Although all silk moth caterpillars are big, fat, and repulsive-looking, only Hemileuca and Automeris io caterpillars sting. To say that they sting implies more voluntary control of their stinging spines than the caterpillars actually have. While bees and wasps have retractable stingers that they usually tuck safely inside, the caterpillars' bristles don't move, and sting whatever they touch. If they really want to, the caterpillars can squirm around and inflict more damage, but anything that brushes against them will be stung.

And although Hemileuca maia spend most of their caterpillar lives in the tops of oak trees, they have one truly obnoxious habit. A few days before crawling into the ground to pupate, they crawl around nibbling on other kinds of leaves. They are especially attracted to raspberries, blackberries, blueberries, and cherries. Although they eat the leaves not the fruit, their presence invariably produces alarm and despondency in fruit pickers.

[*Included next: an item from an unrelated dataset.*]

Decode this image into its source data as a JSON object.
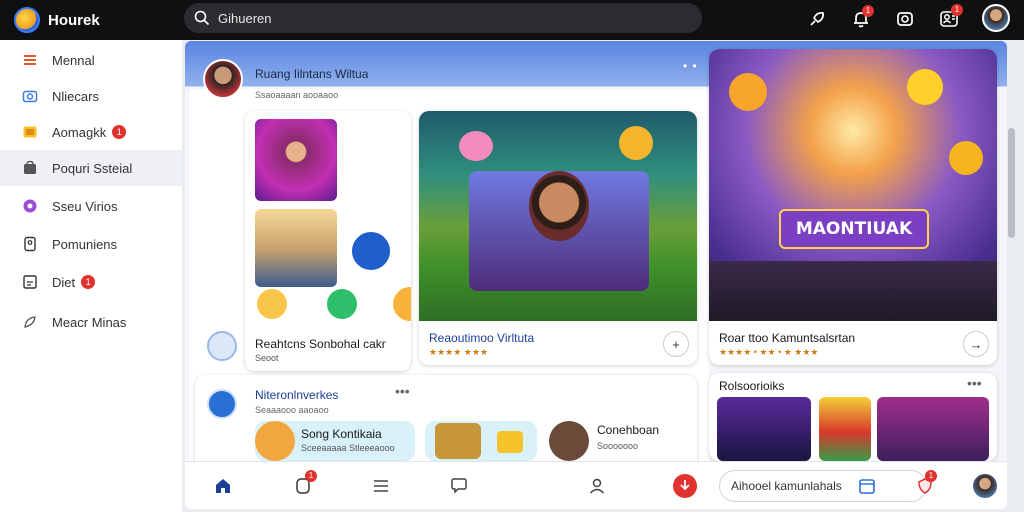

In view of the hostility Internet sources express toward mostly harmless tent caterpillars, the tolerance these sources show toward a truly obnoxious species surprises me. Personally, living in an orchard, I think this is one of maybe two or three creatures in the world that are loathsome enough to deserve poisoning. I know poisoning is a bad strategy if you want to get rid of a nuisance species. The more of any plant or animal you poison, the more of its natural predators you lose, and thus the more undesirable plants or animals you have later. But if anything deserves a slow painful death, stingingworms do. I've been lucky enough to avoid being stung myself (in real life I say things like this with a stale comedy routine, saying "touch wood" and touching my head) but I've given tea and sympathy to fruit pickers who've touched stingingworms, and even that is enough to make a person want to chop down all the oak trees on the mountain.

The same strategy that works with the relatively tolerable tent caterpillars--pruning twigs with egg clusters on them--would work with buck moth caterpillars, except that the twigs in question are likely to be fifty feet above the ground, which makes pruning difficult.

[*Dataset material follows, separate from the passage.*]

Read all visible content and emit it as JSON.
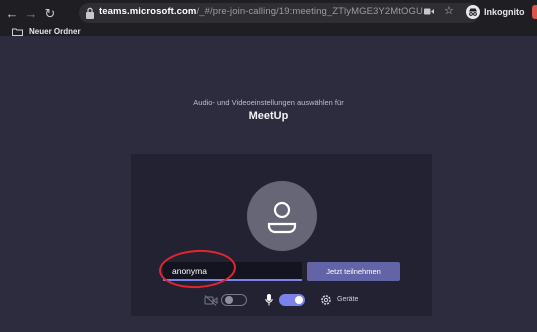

Every little bit helps so this web site recommends, er, uh, collecting adult buck moths. Anything that procreates stingingworms looks its best when pinned to a board. During their season, one body will attract others, and the more that can be collected, the better. Moth carcasses aren't valuable but, at the end of the season, these fat moths can be useful to light a fire. (All fats blaze up quickly; be prepared.) This genus is absurdly under-predated, so the more of them we can remove from circulation, the better. The best thing about Hemileuca moths is that, like other big silk moths, their chances of reproductive success are relatively small...and collectors can make those chances much smaller.